Blow for Cape Town’s bid to buy own renewable energy

Admire Moyo
By Admire Moyo, ITWeb's news editor.
Johannesburg, 12 Aug 2020

The Pretoria High Court has handed down judgement in the City of Cape Town’s case against the National Energy Regulator of South Africa (NERSA) and the minister of mineral resources and energy.

In the case, the city seeks to develop its own clean electricity supply without requiring the minister’s permission.

Over the years, the City of Cape Town pressed ahead with demands that municipalities be allowed to buy renewable energy from independent power producers (IPPs) in accordance with the new generation capacity regulations in the Electricity Generation Act.

In November last year, energy and mineral resources minister Gwede Mantashe had given the city some hope by giving the Western Cape the green light to explore IPPs for its future energy needs.

However, yesterday Judge Leonie Windell postponed the case and sent the city, NERSA and the minister to try to resolve their differences out of court – failing which they could have the matter re-enrolled for hearing.

Click here to read to the full judgement.

The City of Cape Town has a long set target of generating 20% of its electricity from renewable energy by 2020.

However, Windell found the city had failed to follow a formal intergovernmental dispute process before litigating.

In September last year, the Centre for Environmental Rights (CER) was admitted as a friend of the court in a legal dispute over whether municipalities have the power to procure electricity without permission from the minister of mineral resources and energy.

Commenting on the ruling, CER attorney Nicole Loser says: “Resolving the standoff about electricity generation is important and urgent because government is failing to deliver clean, affordable, reliable electricity to all South Africans.

“Eskom’s coal fleet is unable to meet the country’s power demands even in this severely depressed economy. South Africans need the minister, NERSA and local government to work fast to resolve their differences and find the cleanest and least expensive ways to keep the lights on.”

According to CER, recent research by the Council for Scientific and Industrial Research indicates SA will not have enough generating capacity to meet demand for up to five years, meaning years of load-shedding risk with an estimated R60 billion to R120 billion economic cost.

How bad it is depends on decisions that are made now, it notes.

CER joined the case as a friend of the court (amicus curiae) in 2019 to bring to the court’s attention the constitutional obligations of local government to protect the environment, including people’s health and well-being.

In court, CER argued that local government’s duty is both to provide affordable and accessible electricity services and to provide electricity without giving rise to harmful and avoidable air and water pollution and climate change.

It notes that to the extent that local government intends to generate clean and affordable electricity capacity (which would be aligned with its constitutional obligations), national government must support and facilitate local government electricity generation.

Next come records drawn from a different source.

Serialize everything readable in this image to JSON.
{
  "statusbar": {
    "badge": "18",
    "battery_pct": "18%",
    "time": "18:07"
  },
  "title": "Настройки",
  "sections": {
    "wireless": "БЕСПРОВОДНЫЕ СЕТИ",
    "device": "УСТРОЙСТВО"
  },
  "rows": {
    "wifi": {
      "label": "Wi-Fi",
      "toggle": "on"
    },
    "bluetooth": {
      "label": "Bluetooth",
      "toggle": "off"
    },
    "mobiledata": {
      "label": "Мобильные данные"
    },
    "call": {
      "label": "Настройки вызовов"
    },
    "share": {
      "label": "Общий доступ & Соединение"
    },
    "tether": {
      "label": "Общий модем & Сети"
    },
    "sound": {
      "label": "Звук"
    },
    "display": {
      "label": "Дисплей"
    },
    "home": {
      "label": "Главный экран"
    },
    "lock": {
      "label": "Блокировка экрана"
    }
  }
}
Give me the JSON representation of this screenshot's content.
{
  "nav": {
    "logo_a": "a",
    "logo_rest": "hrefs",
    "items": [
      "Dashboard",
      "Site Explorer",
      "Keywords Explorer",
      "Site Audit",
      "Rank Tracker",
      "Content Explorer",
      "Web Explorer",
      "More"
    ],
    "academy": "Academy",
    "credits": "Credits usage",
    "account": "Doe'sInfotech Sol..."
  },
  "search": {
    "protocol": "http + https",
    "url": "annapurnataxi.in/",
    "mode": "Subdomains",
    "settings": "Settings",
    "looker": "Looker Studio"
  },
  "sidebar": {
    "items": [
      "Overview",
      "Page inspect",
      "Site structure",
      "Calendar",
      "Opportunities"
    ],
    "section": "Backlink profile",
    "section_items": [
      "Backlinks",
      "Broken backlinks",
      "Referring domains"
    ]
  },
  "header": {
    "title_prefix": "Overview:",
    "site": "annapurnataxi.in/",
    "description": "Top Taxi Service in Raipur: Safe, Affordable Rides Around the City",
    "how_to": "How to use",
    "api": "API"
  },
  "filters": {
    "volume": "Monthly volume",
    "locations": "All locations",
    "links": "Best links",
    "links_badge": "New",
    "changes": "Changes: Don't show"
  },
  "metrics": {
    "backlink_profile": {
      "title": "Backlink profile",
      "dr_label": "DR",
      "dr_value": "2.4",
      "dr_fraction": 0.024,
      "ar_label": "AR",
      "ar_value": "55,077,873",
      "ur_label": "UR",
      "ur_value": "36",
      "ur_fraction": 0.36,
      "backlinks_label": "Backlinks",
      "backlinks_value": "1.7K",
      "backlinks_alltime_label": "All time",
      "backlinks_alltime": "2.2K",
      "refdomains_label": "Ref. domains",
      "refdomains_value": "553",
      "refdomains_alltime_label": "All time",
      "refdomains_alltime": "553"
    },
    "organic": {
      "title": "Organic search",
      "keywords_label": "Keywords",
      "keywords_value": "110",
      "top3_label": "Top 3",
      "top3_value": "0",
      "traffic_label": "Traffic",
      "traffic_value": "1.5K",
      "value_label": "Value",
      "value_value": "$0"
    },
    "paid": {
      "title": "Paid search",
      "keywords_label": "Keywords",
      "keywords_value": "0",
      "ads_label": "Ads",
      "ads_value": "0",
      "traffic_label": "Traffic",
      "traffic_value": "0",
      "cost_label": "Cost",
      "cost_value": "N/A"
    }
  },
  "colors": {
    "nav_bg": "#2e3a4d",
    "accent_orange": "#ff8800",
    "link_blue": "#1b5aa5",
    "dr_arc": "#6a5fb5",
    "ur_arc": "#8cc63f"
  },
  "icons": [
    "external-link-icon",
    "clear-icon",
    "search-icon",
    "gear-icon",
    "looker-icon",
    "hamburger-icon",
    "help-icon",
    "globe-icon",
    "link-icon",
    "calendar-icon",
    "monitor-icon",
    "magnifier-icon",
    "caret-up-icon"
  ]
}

South Africa’s coal-dominated electricity system makes it Africa’s worst greenhouse gas emitter, says CER, adding that air pollution from Eskom's coal-fired power fleet causes thousands of premature South African deaths annually, has severe negative impacts for the health, well-being and development of children, and makes many more people too sick to work.

“Every day that government delays is another day of load-shedding,” says Loser. “Government's energy policies are opaque and ambiguous, and it shows no credible sign of delivering a just energy transition.”